For its director, tales are an unequalled tool that speak the language of contemporary art to a larger audience and in different ways. The stories seem simple but can be read at different levels according to one’s own references, just like sediment layers that can be explored in one’s own way to walk the path of creation.
But why develop a foundation focused on art, and not on a more humanitarian project or larger horizons? “The approach of Didier is very inclusive, shares Francesca, who has been working with him for five years. Everything started with his work for Valmont in collaboration with glass artists in Venice. We had many discussions, visited exhibitions with him. At first, he wanted to organize an exhibition before opening a space where his approach could be appreciated and understood by the greater public.”
I left with the idea to explore the fairy tale universe, to stimulate imagination with all ages
Didier Guillon, President of the Foundation
Sometimes indeed, contemporary art is too conceptual or difficult to access. To remedy this, the Valmont Foundation created links with associations that bring art in challenging neighbourhoods, such as some parts of New York. His objective is to share a certain vision of art and to infuse it. That’s why he uses myths to conceive his exhibitions. Indeed, most fairy tales are destined to children. In appearance, they can seem very simple, but the more you read them, the more you understand and learn different things. Perfect themes to explore a new approach of art. And it works increasingly. With the success received, the foundation wanted to have its own location. It has now come true to welcome the 2021 millesimal, which offers great freedom to the hosts. “When I saw the theme, shares Silvano Rubino, one of the artists (with Isao and Stéphanie Blake), I told myself I would use paint, but in a more architectonic context. I found my idea in the book. Alice changes after experimenting the slide. She falls, follows the rabbit, starts to dream, and wakes up. My installation somehow sums up the piece. I used the book as inspiration to translate through personal reflexions of what I feel. To understand it, one must let go and find one’s inner child. We must simulate the idea of losing control. This is what happens to Alice.”

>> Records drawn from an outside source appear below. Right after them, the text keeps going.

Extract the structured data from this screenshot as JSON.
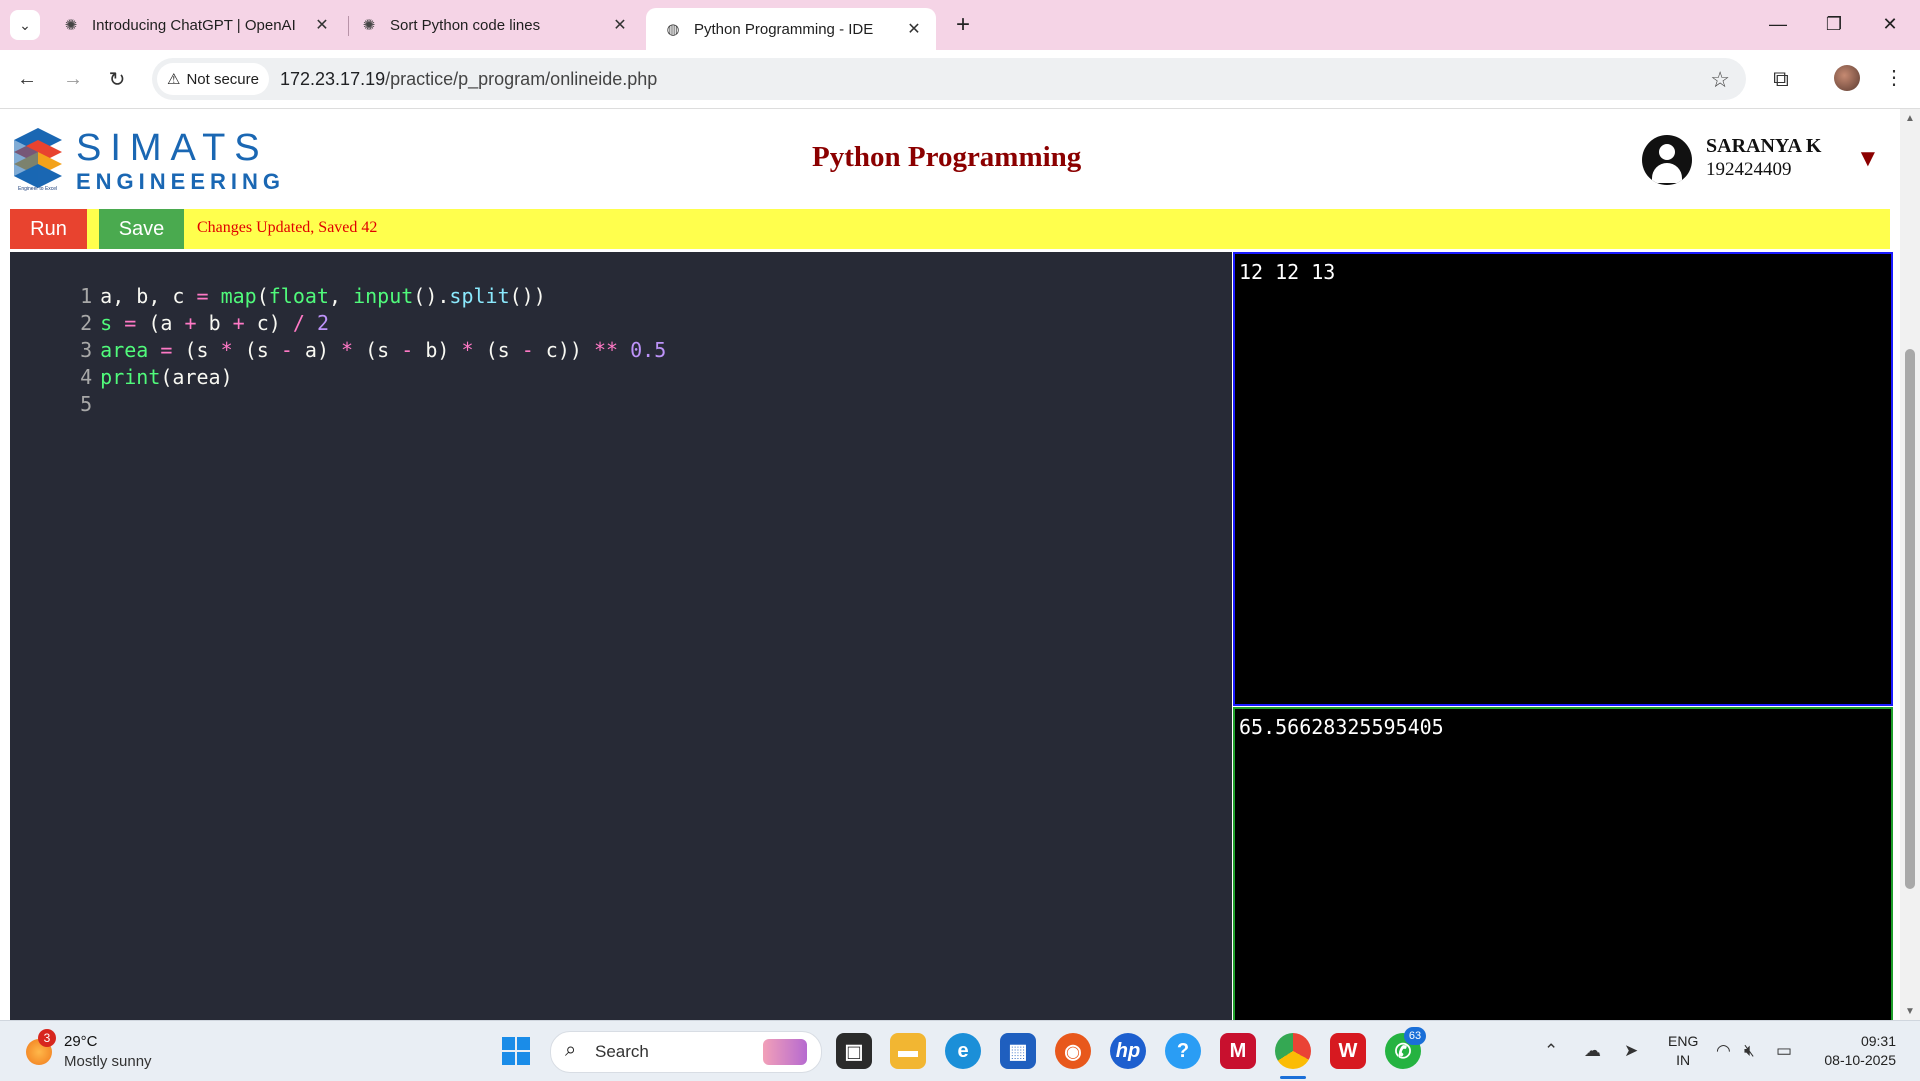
{
  "browser": {
    "tabs": [
      {
        "title": "Introducing ChatGPT | OpenAI",
        "favicon": "openai-icon"
      },
      {
        "title": "Sort Python code lines",
        "favicon": "openai-icon"
      },
      {
        "title": "Python Programming - IDE",
        "favicon": "globe-icon",
        "active": true
      }
    ],
    "security_label": "Not secure",
    "url_host": "172.23.17.19",
    "url_path": "/practice/p_program/onlineide.php"
  },
  "header": {
    "logo_line1": "SIMATS",
    "logo_line2": "ENGINEERING",
    "logo_tagline": "Engineer to Excel",
    "page_title": "Python Programming",
    "user_name": "SARANYA K",
    "user_id": "192424409"
  },
  "toolbar": {
    "run_label": "Run",
    "save_label": "Save",
    "status_message": "Changes Updated, Saved 42"
  },
  "editor": {
    "line_numbers": [
      "1",
      "2",
      "3",
      "4",
      "5"
    ],
    "lines": [
      "a, b, c = map(float, input().split())",
      "s = (a + b + c) / 2",
      "area = (s * (s - a) * (s - b) * (s - c)) ** 0.5",
      "print(area)",
      ""
    ]
  },
  "input_pane": {
    "text": "12 12 13"
  },
  "output_pane": {
    "text": "65.56628325595405"
  },
  "taskbar": {
    "weather_temp": "29°C",
    "weather_condition": "Mostly sunny",
    "weather_badge": "3",
    "search_placeholder": "Search",
    "whatsapp_badge": "63",
    "lang_line1": "ENG",
    "lang_line2": "IN",
    "time": "09:31",
    "date": "08-10-2025"
  },
  "colors": {
    "tabbar_bg": "#f5d4e6",
    "title_red": "#8b0000",
    "run_red": "#e8432f",
    "save_green": "#4aaa4f",
    "toolbar_yellow": "#ffff4d",
    "editor_bg": "#272a36",
    "input_border": "#1a1aff",
    "output_border": "#1e9e2a"
  }
}
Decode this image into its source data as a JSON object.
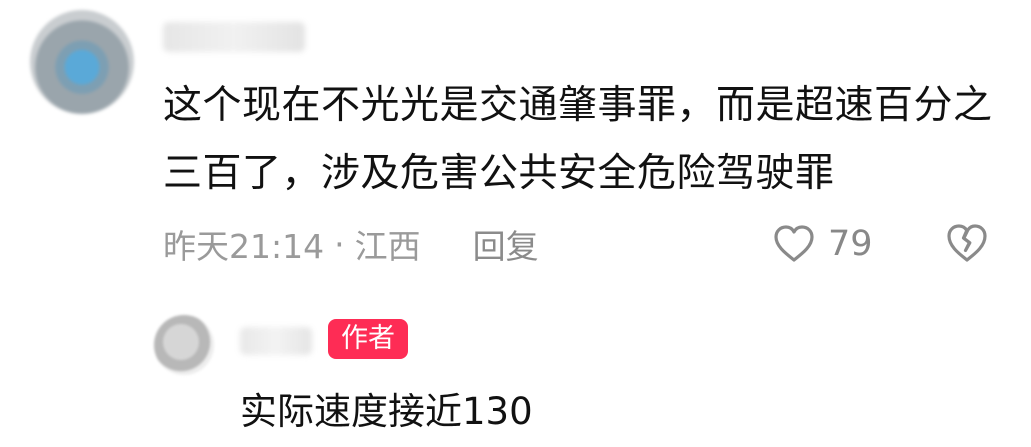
{
  "comment": {
    "text": "这个现在不光光是交通肇事罪，而是超速百分之三百了，涉及危害公共安全危险驾驶罪",
    "time": "昨天21:14",
    "location": "江西",
    "reply_label": "回复",
    "like_count": "79",
    "icons": {
      "like": "heart-outline-icon",
      "dislike": "broken-heart-icon"
    }
  },
  "reply": {
    "badge": "作者",
    "text": "实际速度接近130",
    "colors": {
      "badge": "#fe2c55"
    }
  }
}
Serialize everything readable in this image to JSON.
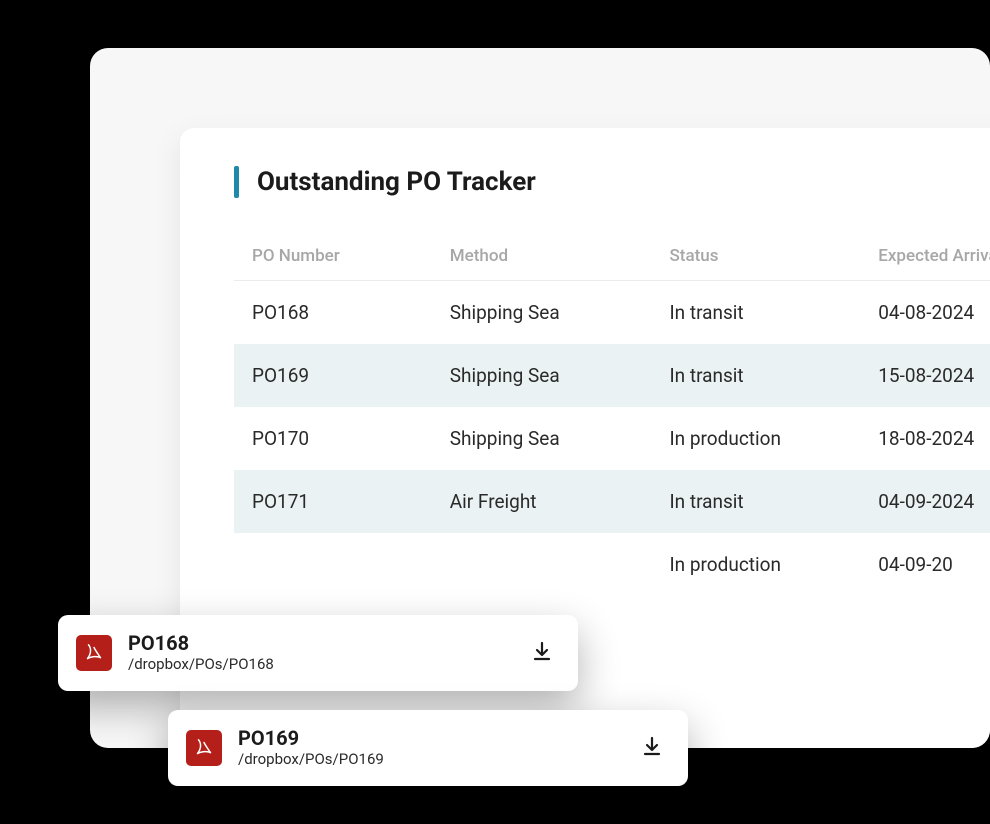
{
  "card": {
    "title": "Outstanding PO Tracker",
    "columns": {
      "po": "PO Number",
      "method": "Method",
      "status": "Status",
      "expected": "Expected Arrival"
    },
    "rows": [
      {
        "po": "PO168",
        "method": "Shipping Sea",
        "status": "In transit",
        "expected": "04-08-2024"
      },
      {
        "po": "PO169",
        "method": "Shipping Sea",
        "status": "In transit",
        "expected": "15-08-2024"
      },
      {
        "po": "PO170",
        "method": "Shipping Sea",
        "status": "In production",
        "expected": "18-08-2024"
      },
      {
        "po": "PO171",
        "method": "Air Freight",
        "status": "In transit",
        "expected": "04-09-2024"
      },
      {
        "po": "",
        "method": "",
        "status": "In production",
        "expected": "04-09-20"
      }
    ]
  },
  "files": [
    {
      "name": "PO168",
      "path": "/dropbox/POs/PO168"
    },
    {
      "name": "PO169",
      "path": "/dropbox/POs/PO169"
    }
  ]
}
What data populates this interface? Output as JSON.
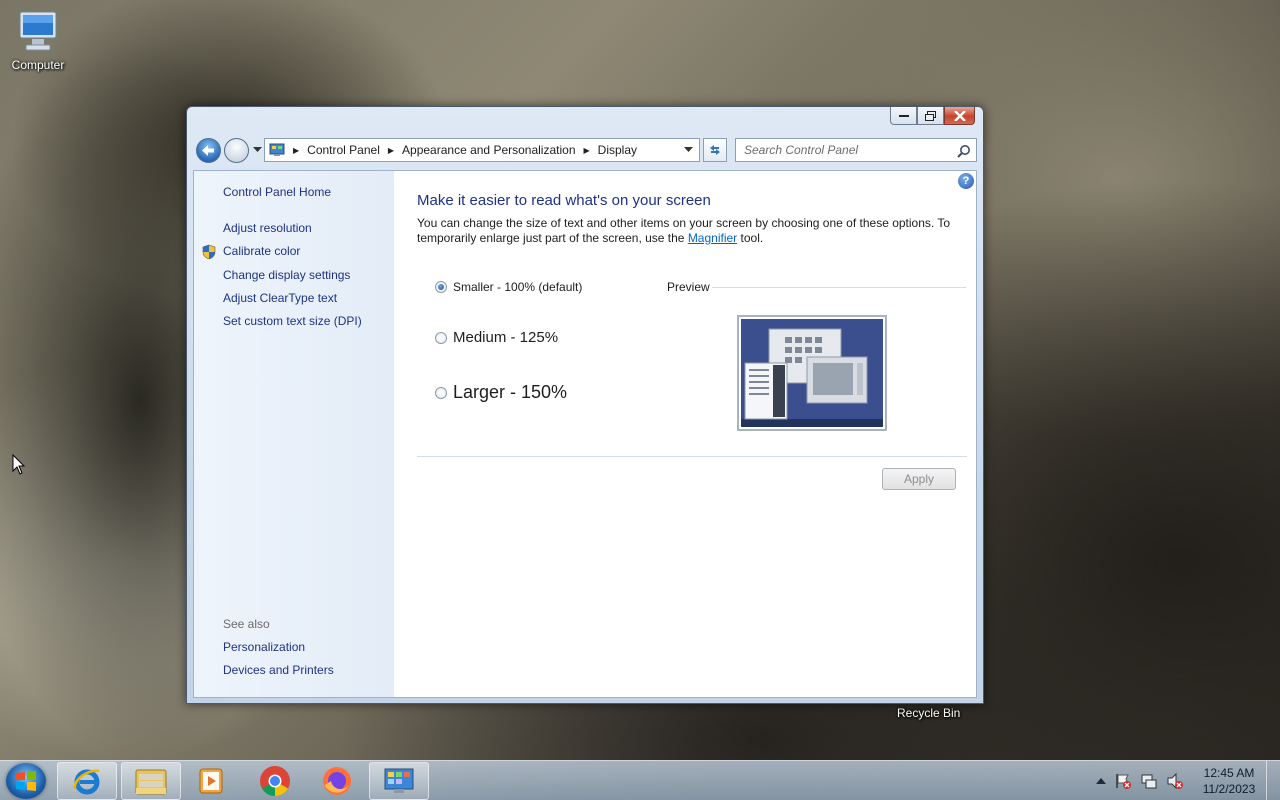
{
  "desktop": {
    "computer_label": "Computer",
    "recycle_label": "Recycle Bin"
  },
  "window": {
    "address": {
      "root_icon": "control-panel-icon",
      "crumbs": [
        "Control Panel",
        "Appearance and Personalization",
        "Display"
      ]
    },
    "search_placeholder": "Search Control Panel",
    "left_pane": {
      "home": "Control Panel Home",
      "links": [
        "Adjust resolution",
        "Calibrate color",
        "Change display settings",
        "Adjust ClearType text",
        "Set custom text size (DPI)"
      ],
      "see_also_label": "See also",
      "see_also": [
        "Personalization",
        "Devices and Printers"
      ]
    },
    "content": {
      "heading": "Make it easier to read what's on your screen",
      "desc_before": "You can change the size of text and other items on your screen by choosing one of these options. To temporarily enlarge just part of the screen, use the ",
      "desc_link": "Magnifier",
      "desc_after": " tool.",
      "options": [
        {
          "label": "Smaller - 100% (default)",
          "selected": true
        },
        {
          "label": "Medium - 125%",
          "selected": false
        },
        {
          "label": "Larger - 150%",
          "selected": false
        }
      ],
      "preview_label": "Preview",
      "apply_label": "Apply",
      "help_icon": "?"
    }
  },
  "taskbar": {
    "apps": [
      "internet-explorer-icon",
      "file-explorer-icon",
      "media-player-icon",
      "chrome-icon",
      "firefox-icon",
      "control-panel-icon"
    ],
    "clock_time": "12:45 AM",
    "clock_date": "11/2/2023"
  }
}
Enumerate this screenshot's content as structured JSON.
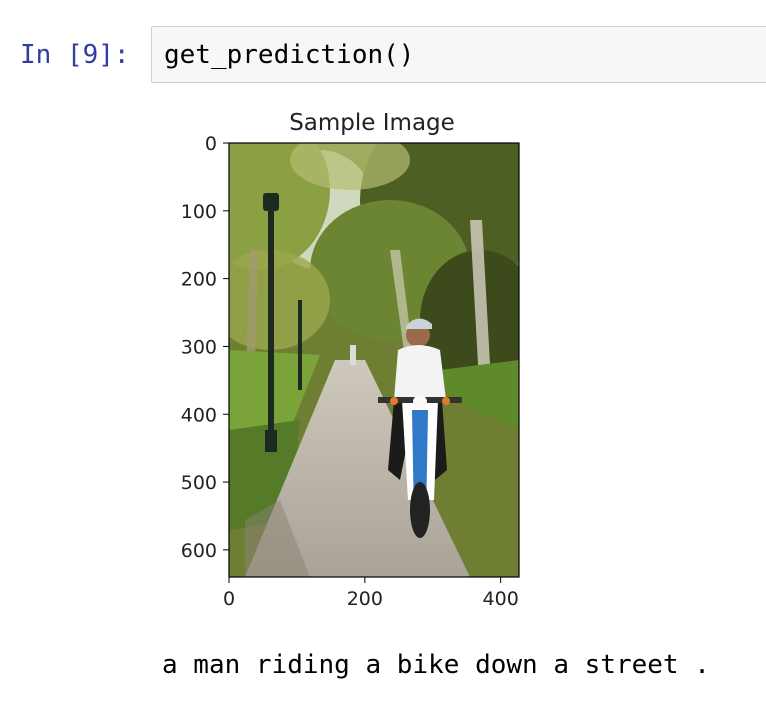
{
  "cell": {
    "prompt": "In [9]:",
    "code": "get_prediction()"
  },
  "figure": {
    "image_icon": "photo-of-man-riding-motorbike-on-tree-lined-path",
    "colors": {
      "sky": "#dfe9d6",
      "foliage_dark": "#3c4a1c",
      "foliage_light": "#8aa043",
      "grass": "#5e8a2a",
      "path": "#b9b2a6",
      "shirt": "#f3f3f3",
      "bike_blue": "#2f79c8",
      "lamp_post": "#1c2a22"
    }
  },
  "chart_data": {
    "type": "image",
    "title": "Sample Image",
    "xlabel": "",
    "ylabel": "",
    "xlim": [
      0,
      427
    ],
    "ylim": [
      640,
      0
    ],
    "xticks": [
      0,
      200,
      400
    ],
    "yticks": [
      0,
      100,
      200,
      300,
      400,
      500,
      600
    ],
    "xtick_labels": [
      "0",
      "200",
      "400"
    ],
    "ytick_labels": [
      "0",
      "100",
      "200",
      "300",
      "400",
      "500",
      "600"
    ],
    "grid": false
  },
  "output": {
    "caption": "a man riding a bike down a street ."
  }
}
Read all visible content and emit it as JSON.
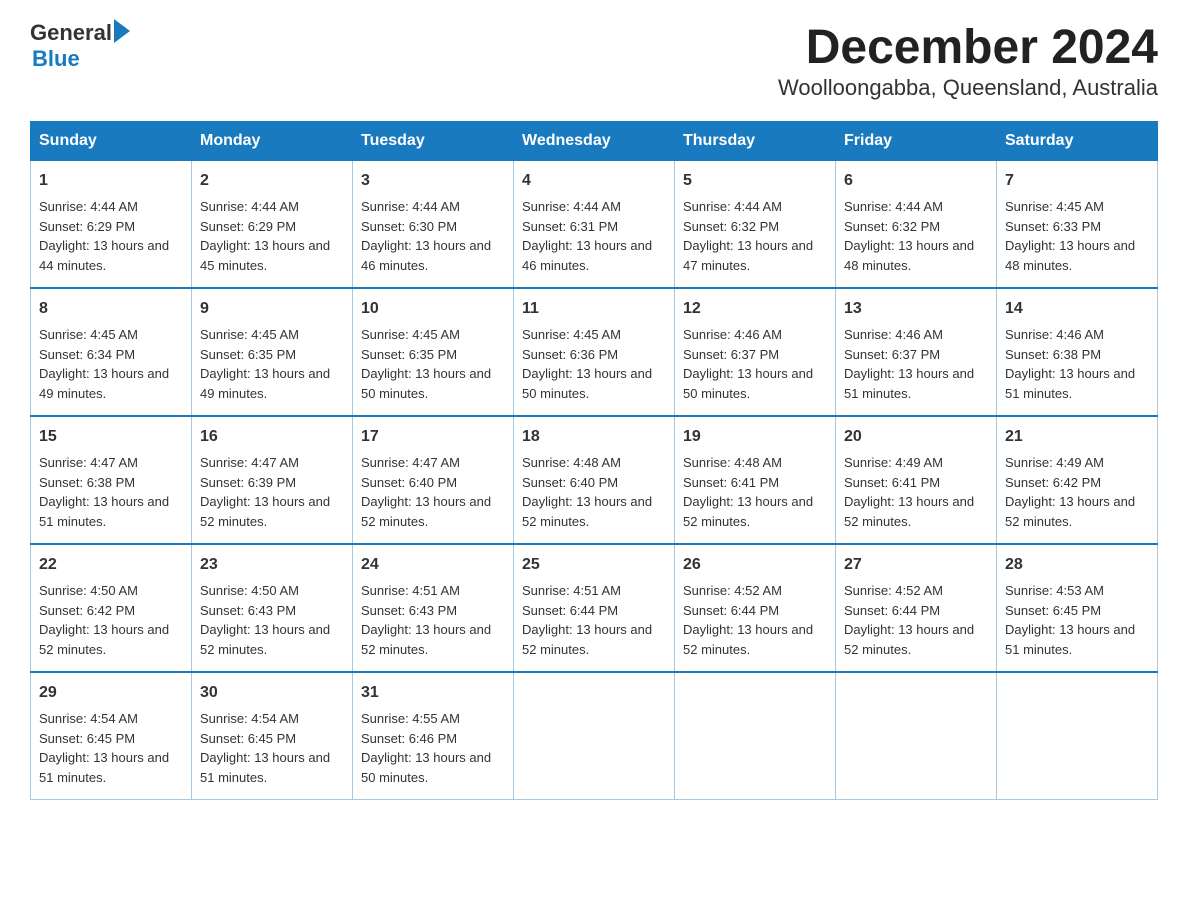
{
  "header": {
    "logo_general": "General",
    "logo_blue": "Blue",
    "title": "December 2024",
    "subtitle": "Woolloongabba, Queensland, Australia"
  },
  "days_of_week": [
    "Sunday",
    "Monday",
    "Tuesday",
    "Wednesday",
    "Thursday",
    "Friday",
    "Saturday"
  ],
  "weeks": [
    [
      {
        "day": "1",
        "sunrise": "4:44 AM",
        "sunset": "6:29 PM",
        "daylight": "13 hours and 44 minutes."
      },
      {
        "day": "2",
        "sunrise": "4:44 AM",
        "sunset": "6:29 PM",
        "daylight": "13 hours and 45 minutes."
      },
      {
        "day": "3",
        "sunrise": "4:44 AM",
        "sunset": "6:30 PM",
        "daylight": "13 hours and 46 minutes."
      },
      {
        "day": "4",
        "sunrise": "4:44 AM",
        "sunset": "6:31 PM",
        "daylight": "13 hours and 46 minutes."
      },
      {
        "day": "5",
        "sunrise": "4:44 AM",
        "sunset": "6:32 PM",
        "daylight": "13 hours and 47 minutes."
      },
      {
        "day": "6",
        "sunrise": "4:44 AM",
        "sunset": "6:32 PM",
        "daylight": "13 hours and 48 minutes."
      },
      {
        "day": "7",
        "sunrise": "4:45 AM",
        "sunset": "6:33 PM",
        "daylight": "13 hours and 48 minutes."
      }
    ],
    [
      {
        "day": "8",
        "sunrise": "4:45 AM",
        "sunset": "6:34 PM",
        "daylight": "13 hours and 49 minutes."
      },
      {
        "day": "9",
        "sunrise": "4:45 AM",
        "sunset": "6:35 PM",
        "daylight": "13 hours and 49 minutes."
      },
      {
        "day": "10",
        "sunrise": "4:45 AM",
        "sunset": "6:35 PM",
        "daylight": "13 hours and 50 minutes."
      },
      {
        "day": "11",
        "sunrise": "4:45 AM",
        "sunset": "6:36 PM",
        "daylight": "13 hours and 50 minutes."
      },
      {
        "day": "12",
        "sunrise": "4:46 AM",
        "sunset": "6:37 PM",
        "daylight": "13 hours and 50 minutes."
      },
      {
        "day": "13",
        "sunrise": "4:46 AM",
        "sunset": "6:37 PM",
        "daylight": "13 hours and 51 minutes."
      },
      {
        "day": "14",
        "sunrise": "4:46 AM",
        "sunset": "6:38 PM",
        "daylight": "13 hours and 51 minutes."
      }
    ],
    [
      {
        "day": "15",
        "sunrise": "4:47 AM",
        "sunset": "6:38 PM",
        "daylight": "13 hours and 51 minutes."
      },
      {
        "day": "16",
        "sunrise": "4:47 AM",
        "sunset": "6:39 PM",
        "daylight": "13 hours and 52 minutes."
      },
      {
        "day": "17",
        "sunrise": "4:47 AM",
        "sunset": "6:40 PM",
        "daylight": "13 hours and 52 minutes."
      },
      {
        "day": "18",
        "sunrise": "4:48 AM",
        "sunset": "6:40 PM",
        "daylight": "13 hours and 52 minutes."
      },
      {
        "day": "19",
        "sunrise": "4:48 AM",
        "sunset": "6:41 PM",
        "daylight": "13 hours and 52 minutes."
      },
      {
        "day": "20",
        "sunrise": "4:49 AM",
        "sunset": "6:41 PM",
        "daylight": "13 hours and 52 minutes."
      },
      {
        "day": "21",
        "sunrise": "4:49 AM",
        "sunset": "6:42 PM",
        "daylight": "13 hours and 52 minutes."
      }
    ],
    [
      {
        "day": "22",
        "sunrise": "4:50 AM",
        "sunset": "6:42 PM",
        "daylight": "13 hours and 52 minutes."
      },
      {
        "day": "23",
        "sunrise": "4:50 AM",
        "sunset": "6:43 PM",
        "daylight": "13 hours and 52 minutes."
      },
      {
        "day": "24",
        "sunrise": "4:51 AM",
        "sunset": "6:43 PM",
        "daylight": "13 hours and 52 minutes."
      },
      {
        "day": "25",
        "sunrise": "4:51 AM",
        "sunset": "6:44 PM",
        "daylight": "13 hours and 52 minutes."
      },
      {
        "day": "26",
        "sunrise": "4:52 AM",
        "sunset": "6:44 PM",
        "daylight": "13 hours and 52 minutes."
      },
      {
        "day": "27",
        "sunrise": "4:52 AM",
        "sunset": "6:44 PM",
        "daylight": "13 hours and 52 minutes."
      },
      {
        "day": "28",
        "sunrise": "4:53 AM",
        "sunset": "6:45 PM",
        "daylight": "13 hours and 51 minutes."
      }
    ],
    [
      {
        "day": "29",
        "sunrise": "4:54 AM",
        "sunset": "6:45 PM",
        "daylight": "13 hours and 51 minutes."
      },
      {
        "day": "30",
        "sunrise": "4:54 AM",
        "sunset": "6:45 PM",
        "daylight": "13 hours and 51 minutes."
      },
      {
        "day": "31",
        "sunrise": "4:55 AM",
        "sunset": "6:46 PM",
        "daylight": "13 hours and 50 minutes."
      },
      null,
      null,
      null,
      null
    ]
  ]
}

Guests and Venetians are welcoming the idea, as they can freely access a space of culture and self-fulfilment. His approach outside of the art market doesn’t aim at selling nor exhibiting his own artwork, but at complementing the venetian ecosystem and it works. “We are not involved in the market, says Francesca Giubilei. So, we can do and say some things because we are free. Didier is an outsider. Which gives us the possibility to produce unusual exhibitions.” The foundation also seeks at limiting its carbon footprint. No catalogue, no trace, no sold pieces to institutions or collectors in sight. As much as possible, the pieces from the exhibition are produced onsite with recyclable materials by local artisans. The foundation intends to be sustainable or not to be. It is not a question, but a commitment. A way of functioning that is only possible if Didier Guillon remains in his lane and doesn’t intend to overstep on others’ toes. Soon to be joined by his eldest son, he is today alone at the head of the foundation. Its simple and hierarchy-free structure favours reactivity and quick decisions. At 68, the Chairman of the Foundation doesn’t intend to let someone take over, but wants to bring new talent, new ideas. The latest one is to create more bridges between the foundation and cosmetics, through events, meetings, by developing viewing rooms in the new Valmont subsidiaries worldwide. This can’t truly be called retirement.
Share the post
For more than a year, it has been nothing but a string of digital crushes. Pink diamonds, collectors’ watches, handbags, vintage wines are fought over during digital auctions. Aline Sylla-Walbaum, luxury general manager at Christie’s, details the digital ambitions of the house.
Exclusive interview with Caroline Scheufele, co-president and artistic director of Chopard, on the behind-the-scenes shooting of the “Happy Diamonds” campaign with Julia Roberts.
Be notified of the latest publications and analysesRegister